#### [Data about app and page elements]
◇ ◇ ◇ ◇ ◇
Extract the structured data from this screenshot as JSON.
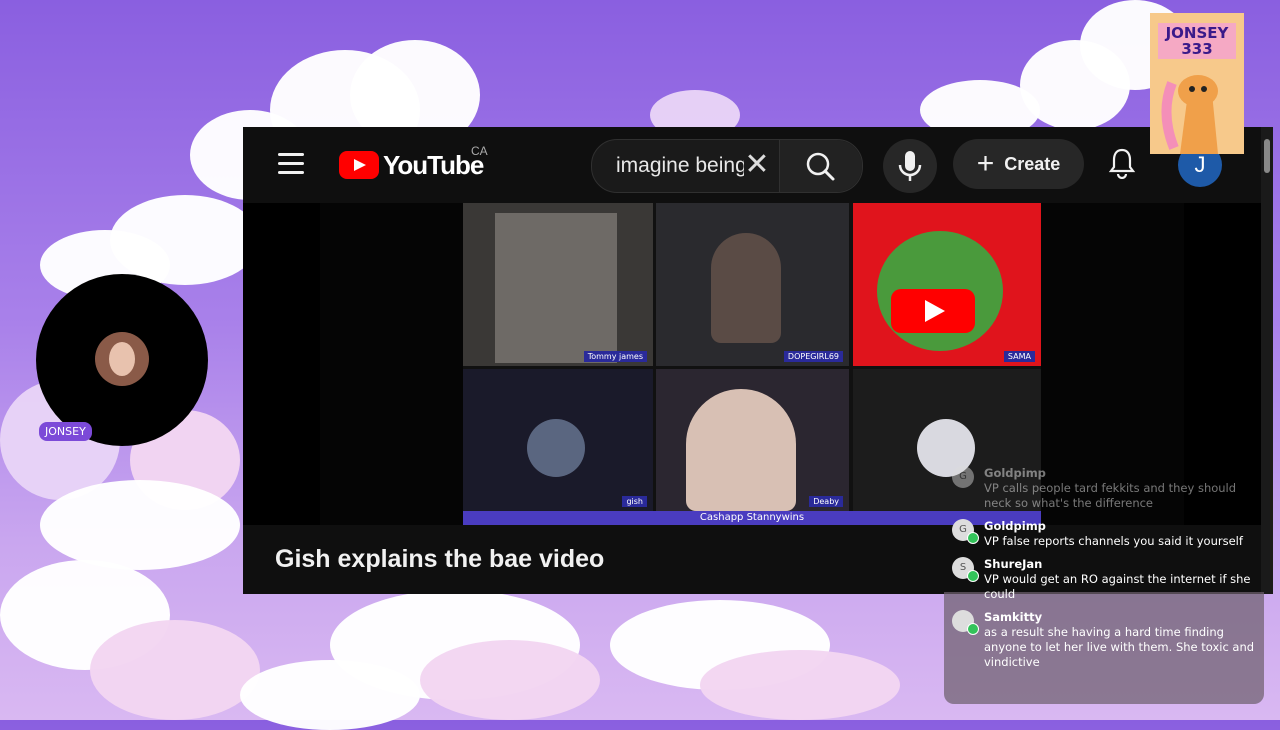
{
  "youtube": {
    "logo_text": "YouTube",
    "country_code": "CA",
    "search_value": "imagine being",
    "clear_symbol": "✕",
    "create_label": "Create",
    "create_plus": "+",
    "account_initial": "J",
    "video_title": "Gish explains the bae video",
    "tiles": {
      "tile1_name": "Tommy james",
      "tile2_name": "DOPEGIRL69",
      "tile3_name": "SAMA",
      "tile5_name": "gish",
      "tile6_name": "Deaby",
      "banner": "Cashapp Stannywins"
    }
  },
  "sticker": {
    "line1": "JONSEY",
    "line2": "333"
  },
  "webcam": {
    "label": "JONSEY"
  },
  "chat": {
    "messages": [
      {
        "user": "Goldpimp",
        "avatar": "G",
        "text": "VP calls people tard fekkits and they should neck so what's the difference"
      },
      {
        "user": "Goldpimp",
        "avatar": "G",
        "text": "VP false reports channels you said it yourself"
      },
      {
        "user": "ShureJan",
        "avatar": "S",
        "text": "VP would get an RO against the internet if she could"
      },
      {
        "user": "Samkitty",
        "avatar": "",
        "text": "as a result she having a hard time finding anyone to let her live with them. She toxic and vindictive"
      }
    ]
  },
  "colors": {
    "background": "#8a5fe0",
    "youtube_red": "#ff0000",
    "youtube_bg": "#0f0f0f",
    "chat_badge": "#33c35a",
    "webcam_label": "#7c4ad8"
  }
}
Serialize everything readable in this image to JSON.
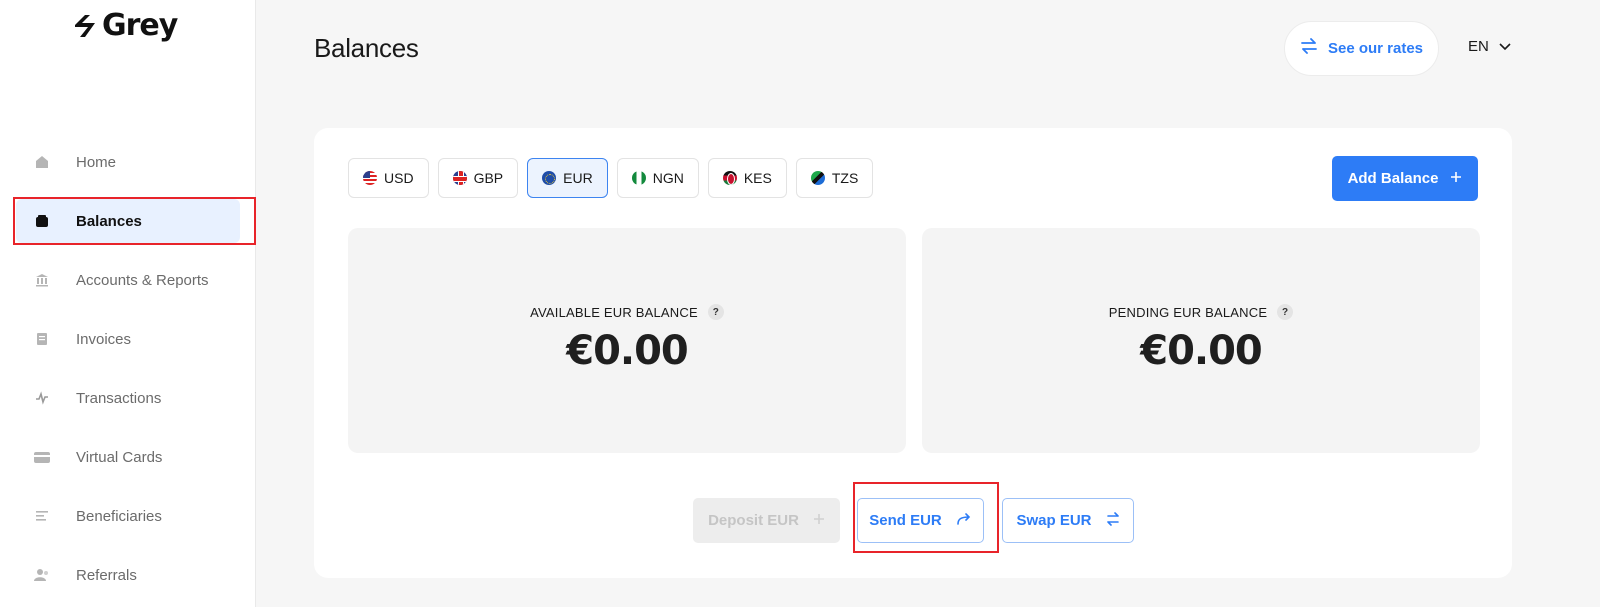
{
  "brand": {
    "name": "Grey"
  },
  "sidebar": {
    "items": [
      {
        "label": "Home",
        "icon": "home-icon"
      },
      {
        "label": "Balances",
        "icon": "wallet-icon",
        "active": true
      },
      {
        "label": "Accounts & Reports",
        "icon": "bank-icon"
      },
      {
        "label": "Invoices",
        "icon": "invoice-icon"
      },
      {
        "label": "Transactions",
        "icon": "activity-icon"
      },
      {
        "label": "Virtual Cards",
        "icon": "card-icon"
      },
      {
        "label": "Beneficiaries",
        "icon": "list-icon"
      },
      {
        "label": "Referrals",
        "icon": "users-icon"
      }
    ]
  },
  "header": {
    "title": "Balances",
    "rates_label": "See our rates",
    "language": "EN"
  },
  "currency_tabs": [
    {
      "code": "USD",
      "flag": "us-flag-icon"
    },
    {
      "code": "GBP",
      "flag": "uk-flag-icon"
    },
    {
      "code": "EUR",
      "flag": "eu-flag-icon",
      "selected": true
    },
    {
      "code": "NGN",
      "flag": "ng-flag-icon"
    },
    {
      "code": "KES",
      "flag": "ke-flag-icon"
    },
    {
      "code": "TZS",
      "flag": "tz-flag-icon"
    }
  ],
  "add_balance_label": "Add Balance",
  "balances": {
    "available": {
      "caption": "AVAILABLE EUR BALANCE",
      "amount": "€0.00"
    },
    "pending": {
      "caption": "PENDING EUR BALANCE",
      "amount": "€0.00"
    },
    "help_symbol": "?"
  },
  "actions": {
    "deposit": "Deposit EUR",
    "send": "Send EUR",
    "swap": "Swap EUR"
  },
  "colors": {
    "accent": "#2d7cf6",
    "highlight": "#e8242a",
    "active_nav_bg": "#e8f1ff"
  }
}
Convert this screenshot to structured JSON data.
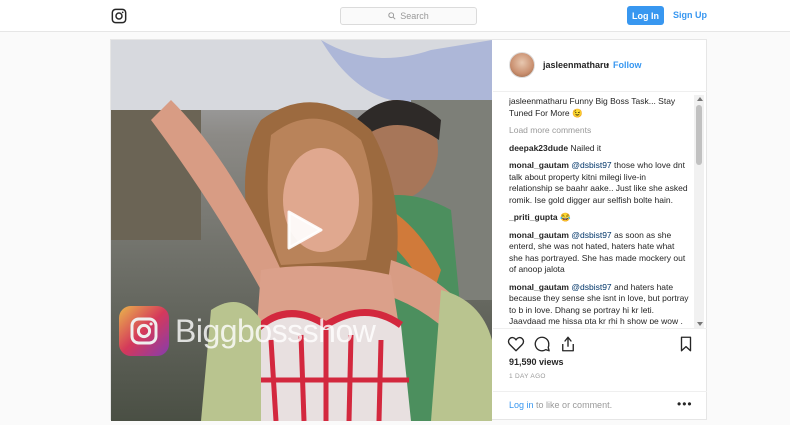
{
  "topbar": {
    "logo_icon": "instagram-glyph-icon",
    "search_placeholder": "Search",
    "login_label": "Log In",
    "signup_label": "Sign Up",
    "accent": "#3897f0"
  },
  "post": {
    "username": "jasleenmatharu",
    "separator": "•",
    "follow_label": "Follow",
    "caption_user": "jasleenmatharu",
    "caption_text": "Funny Big Boss Task... Stay Tuned For More 😉",
    "load_more": "Load more comments",
    "comments": [
      {
        "user": "deepak23dude",
        "mention": "",
        "text": "Nailed it"
      },
      {
        "user": "monal_gautam",
        "mention": "@dsbist97",
        "text": "those who love dnt talk about property kitni milegi live-in relationship se baahr aake.. Just like she asked romik. Ise gold digger aur selfish bolte hain."
      },
      {
        "user": "_priti_gupta",
        "mention": "",
        "text": "😂"
      },
      {
        "user": "monal_gautam",
        "mention": "@dsbist97",
        "text": "as soon as she enterd, she was not hated, haters hate what she has portrayed. She has made mockery out of anoop jalota"
      },
      {
        "user": "monal_gautam",
        "mention": "@dsbist97",
        "text": "and haters hate because they sense she isnt in love, but portray to b in love. Dhang se portray hi kr leti. Jaaydaad me hissa pta kr rhi h show pe wow . What love"
      }
    ],
    "views": "91,590 views",
    "posted_ago": "1 DAY AGO",
    "bottom_login": "Log in",
    "bottom_rest": "to like or comment.",
    "more_label": "•••"
  },
  "media": {
    "watermark_text": "Biggbossshow",
    "play_icon": "play-icon"
  }
}
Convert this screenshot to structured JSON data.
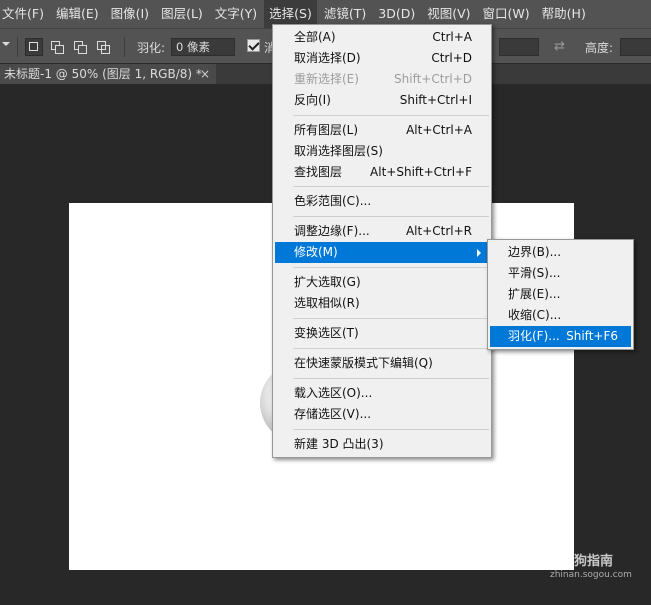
{
  "menubar": {
    "items": [
      "文件(F)",
      "编辑(E)",
      "图像(I)",
      "图层(L)",
      "文字(Y)",
      "选择(S)",
      "滤镜(T)",
      "3D(D)",
      "视图(V)",
      "窗口(W)",
      "帮助(H)"
    ]
  },
  "options": {
    "feather_label": "羽化:",
    "feather_value": "0 像素",
    "antialias_label": "消",
    "height_label": "高度:"
  },
  "tab": {
    "title": "未标题-1 @ 50% (图层 1, RGB/8) *",
    "close": "×"
  },
  "select_menu": {
    "items": [
      {
        "label": "全部(A)",
        "shortcut": "Ctrl+A"
      },
      {
        "label": "取消选择(D)",
        "shortcut": "Ctrl+D"
      },
      {
        "label": "重新选择(E)",
        "shortcut": "Shift+Ctrl+D",
        "disabled": true
      },
      {
        "label": "反向(I)",
        "shortcut": "Shift+Ctrl+I"
      },
      {
        "label": "所有图层(L)",
        "shortcut": "Alt+Ctrl+A"
      },
      {
        "label": "取消选择图层(S)",
        "shortcut": ""
      },
      {
        "label": "查找图层",
        "shortcut": "Alt+Shift+Ctrl+F"
      },
      {
        "label": "色彩范围(C)...",
        "shortcut": ""
      },
      {
        "label": "调整边缘(F)...",
        "shortcut": "Alt+Ctrl+R"
      },
      {
        "label": "修改(M)",
        "shortcut": "",
        "highlighted": true,
        "submenu": true
      },
      {
        "label": "扩大选取(G)",
        "shortcut": ""
      },
      {
        "label": "选取相似(R)",
        "shortcut": ""
      },
      {
        "label": "变换选区(T)",
        "shortcut": ""
      },
      {
        "label": "在快速蒙版模式下编辑(Q)",
        "shortcut": ""
      },
      {
        "label": "载入选区(O)...",
        "shortcut": ""
      },
      {
        "label": "存储选区(V)...",
        "shortcut": ""
      },
      {
        "label": "新建 3D 凸出(3)",
        "shortcut": ""
      }
    ]
  },
  "modify_submenu": {
    "items": [
      {
        "label": "边界(B)...",
        "shortcut": ""
      },
      {
        "label": "平滑(S)...",
        "shortcut": ""
      },
      {
        "label": "扩展(E)...",
        "shortcut": ""
      },
      {
        "label": "收缩(C)...",
        "shortcut": ""
      },
      {
        "label": "羽化(F)...",
        "shortcut": "Shift+F6",
        "highlighted": true
      }
    ]
  },
  "watermark": {
    "brand": "搜狗指南",
    "url": "zhinan.sogou.com"
  },
  "colors": {
    "menubar_bg": "#535353",
    "workspace_bg": "#282828",
    "menu_bg": "#f0f0f0",
    "highlight": "#0078d7"
  }
}
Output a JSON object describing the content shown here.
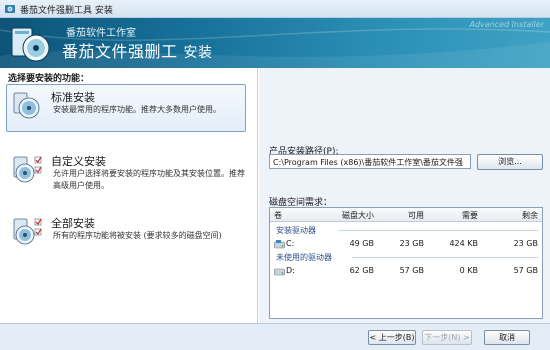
{
  "window": {
    "title": "番茄文件强删工具 安装"
  },
  "banner": {
    "company": "番茄软件工作室",
    "product": "番茄文件强删工",
    "install_word": "安装",
    "watermark": "Advanced Installer"
  },
  "features": {
    "heading": "选择要安装的功能：",
    "options": [
      {
        "title": "标准安装",
        "description": "安装最常用的程序功能。推荐大多数用户使用。",
        "selected": true
      },
      {
        "title": "自定义安装",
        "description": "允许用户选择将要安装的程序功能及其安装位置。推荐高级用户使用。",
        "selected": false
      },
      {
        "title": "全部安装",
        "description": "所有的程序功能将被安装 (要求较多的磁盘空间)",
        "selected": false
      }
    ]
  },
  "install_path": {
    "label": "产品安装路径(P):",
    "value": "C:\\Program Files (x86)\\番茄软件工作室\\番茄文件强",
    "browse_label": "浏览..."
  },
  "disk_space": {
    "label": "磁盘空间需求：",
    "columns": [
      "卷",
      "磁盘大小",
      "可用",
      "需要",
      "剩余"
    ],
    "groups": [
      {
        "name": "安装驱动器",
        "drives": [
          {
            "name": "C:",
            "size": "49 GB",
            "available": "23 GB",
            "required": "424 KB",
            "remaining": "23 GB"
          }
        ]
      },
      {
        "name": "未使用的驱动器",
        "drives": [
          {
            "name": "D:",
            "size": "62 GB",
            "available": "57 GB",
            "required": "0 KB",
            "remaining": "57 GB"
          }
        ]
      }
    ]
  },
  "footer": {
    "back_label": "< 上一步(B)",
    "next_label": "下一步(N) >",
    "cancel_label": "取消"
  },
  "colors": {
    "banner_dark": "#0d5478",
    "banner_light": "#3fa2c4",
    "selection_border": "#7da2ce",
    "right_panel_bg": "#eef3f9"
  }
}
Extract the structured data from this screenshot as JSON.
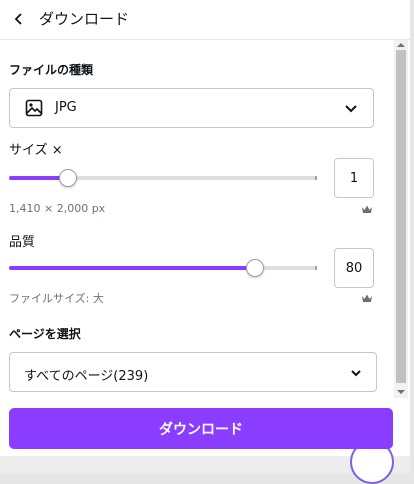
{
  "header": {
    "back_icon": "chevron-left-icon",
    "title": "ダウンロード"
  },
  "file_type": {
    "label": "ファイルの種類",
    "icon": "image-icon",
    "value": "JPG"
  },
  "size": {
    "label": "サイズ ×",
    "value": "1",
    "slider_fraction": 0.19,
    "dimensions": "1,410 × 2,000 px",
    "premium_icon": "crown-icon"
  },
  "quality": {
    "label": "品質",
    "value": "80",
    "slider_fraction": 0.8,
    "file_size": "ファイルサイズ: 大",
    "premium_icon": "crown-icon"
  },
  "pages": {
    "label": "ページを選択",
    "value": "すべてのページ(239)"
  },
  "download_button": "ダウンロード",
  "colors": {
    "accent": "#8b3dff",
    "text": "#0e1318",
    "muted": "#6b7078"
  }
}
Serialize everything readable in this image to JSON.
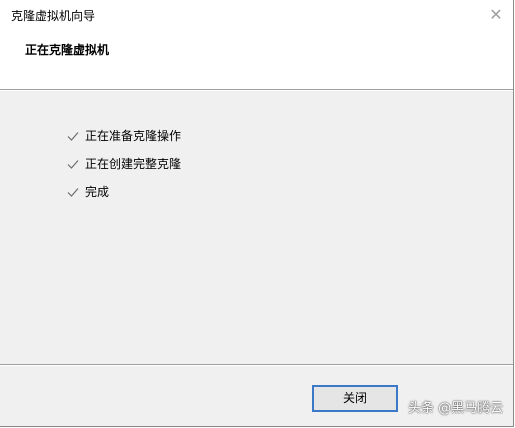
{
  "window": {
    "title": "克隆虚拟机向导",
    "close_glyph": "✕"
  },
  "header": {
    "title": "正在克隆虚拟机"
  },
  "steps": [
    {
      "label": "正在准备克隆操作",
      "status": "done"
    },
    {
      "label": "正在创建完整克隆",
      "status": "done"
    },
    {
      "label": "完成",
      "status": "done"
    }
  ],
  "footer": {
    "close_label": "关闭"
  },
  "watermark": {
    "text": "头条 @黑马腾云"
  },
  "colors": {
    "check": "#6e6e6e",
    "button_focus_border": "#3c78c8",
    "dialog_bg": "#f0f0f0"
  }
}
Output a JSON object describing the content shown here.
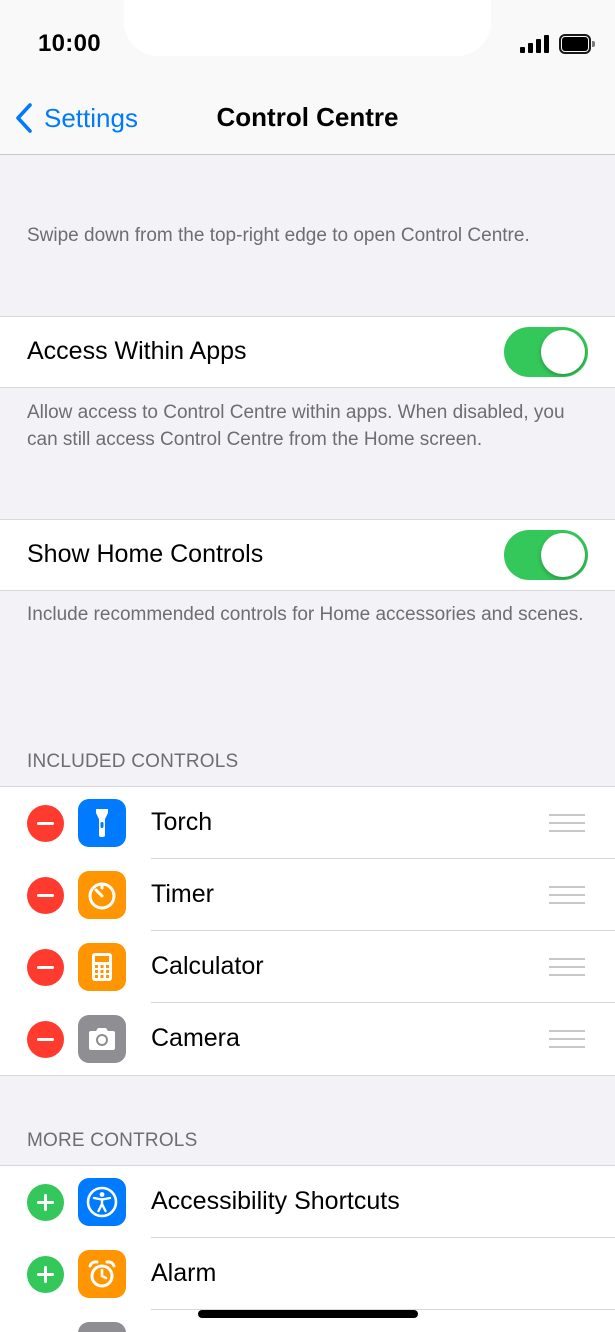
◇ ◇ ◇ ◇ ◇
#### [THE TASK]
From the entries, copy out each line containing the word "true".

#### [YOUR RESPONSE]
        "active": true
      "selected": true
        "disabled": true
        "highlighted": true,
        "submenu": true
        "highlighted": true
        "selected": true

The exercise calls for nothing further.